Data provided below:
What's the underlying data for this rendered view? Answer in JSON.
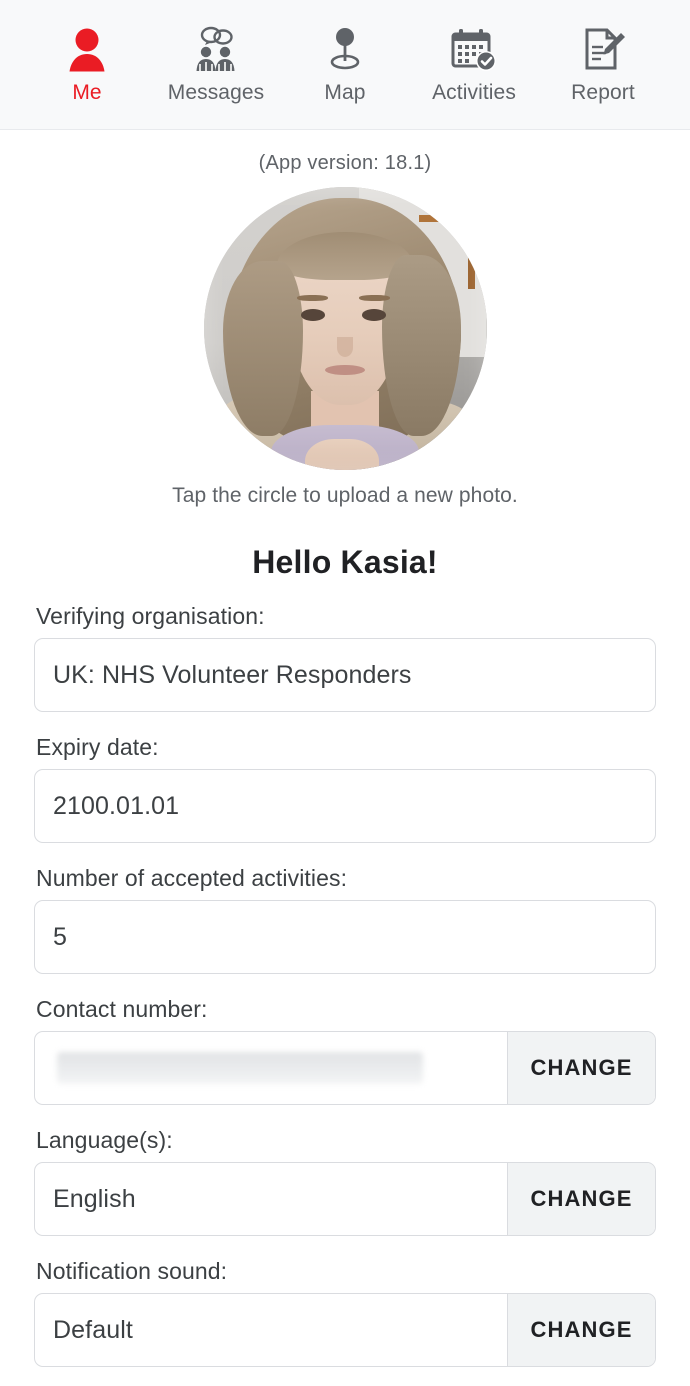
{
  "nav": {
    "items": [
      {
        "label": "Me",
        "icon": "person-icon",
        "active": true
      },
      {
        "label": "Messages",
        "icon": "people-chat-icon",
        "active": false
      },
      {
        "label": "Map",
        "icon": "map-pin-icon",
        "active": false
      },
      {
        "label": "Activities",
        "icon": "calendar-check-icon",
        "active": false
      },
      {
        "label": "Report",
        "icon": "document-pen-icon",
        "active": false
      }
    ],
    "active_color": "#ea1c24",
    "inactive_color": "#5f6368"
  },
  "header": {
    "app_version": "(App version: 18.1)",
    "avatar_hint": "Tap the circle to upload a new photo.",
    "greeting": "Hello Kasia!"
  },
  "fields": [
    {
      "label": "Verifying organisation:",
      "value": "UK: NHS Volunteer Responders",
      "has_change": false,
      "redacted": false
    },
    {
      "label": "Expiry date:",
      "value": "2100.01.01",
      "has_change": false,
      "redacted": false
    },
    {
      "label": "Number of accepted activities:",
      "value": "5",
      "has_change": false,
      "redacted": false
    },
    {
      "label": "Contact number:",
      "value": "",
      "has_change": true,
      "change_label": "CHANGE",
      "redacted": true
    },
    {
      "label": "Language(s):",
      "value": "English",
      "has_change": true,
      "change_label": "CHANGE",
      "redacted": false
    },
    {
      "label": "Notification sound:",
      "value": "Default",
      "has_change": true,
      "change_label": "CHANGE",
      "redacted": false
    }
  ]
}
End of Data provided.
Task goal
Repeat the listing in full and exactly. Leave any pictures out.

Response box
What's the underlying data for this rendered view? Answer in JSON.
{
  "nav": {
    "items": [
      {
        "label": "Me",
        "icon": "person-icon",
        "active": true
      },
      {
        "label": "Messages",
        "icon": "people-chat-icon",
        "active": false
      },
      {
        "label": "Map",
        "icon": "map-pin-icon",
        "active": false
      },
      {
        "label": "Activities",
        "icon": "calendar-check-icon",
        "active": false
      },
      {
        "label": "Report",
        "icon": "document-pen-icon",
        "active": false
      }
    ],
    "active_color": "#ea1c24",
    "inactive_color": "#5f6368"
  },
  "header": {
    "app_version": "(App version: 18.1)",
    "avatar_hint": "Tap the circle to upload a new photo.",
    "greeting": "Hello Kasia!"
  },
  "fields": [
    {
      "label": "Verifying organisation:",
      "value": "UK: NHS Volunteer Responders",
      "has_change": false,
      "redacted": false
    },
    {
      "label": "Expiry date:",
      "value": "2100.01.01",
      "has_change": false,
      "redacted": false
    },
    {
      "label": "Number of accepted activities:",
      "value": "5",
      "has_change": false,
      "redacted": false
    },
    {
      "label": "Contact number:",
      "value": "",
      "has_change": true,
      "change_label": "CHANGE",
      "redacted": true
    },
    {
      "label": "Language(s):",
      "value": "English",
      "has_change": true,
      "change_label": "CHANGE",
      "redacted": false
    },
    {
      "label": "Notification sound:",
      "value": "Default",
      "has_change": true,
      "change_label": "CHANGE",
      "redacted": false
    }
  ]
}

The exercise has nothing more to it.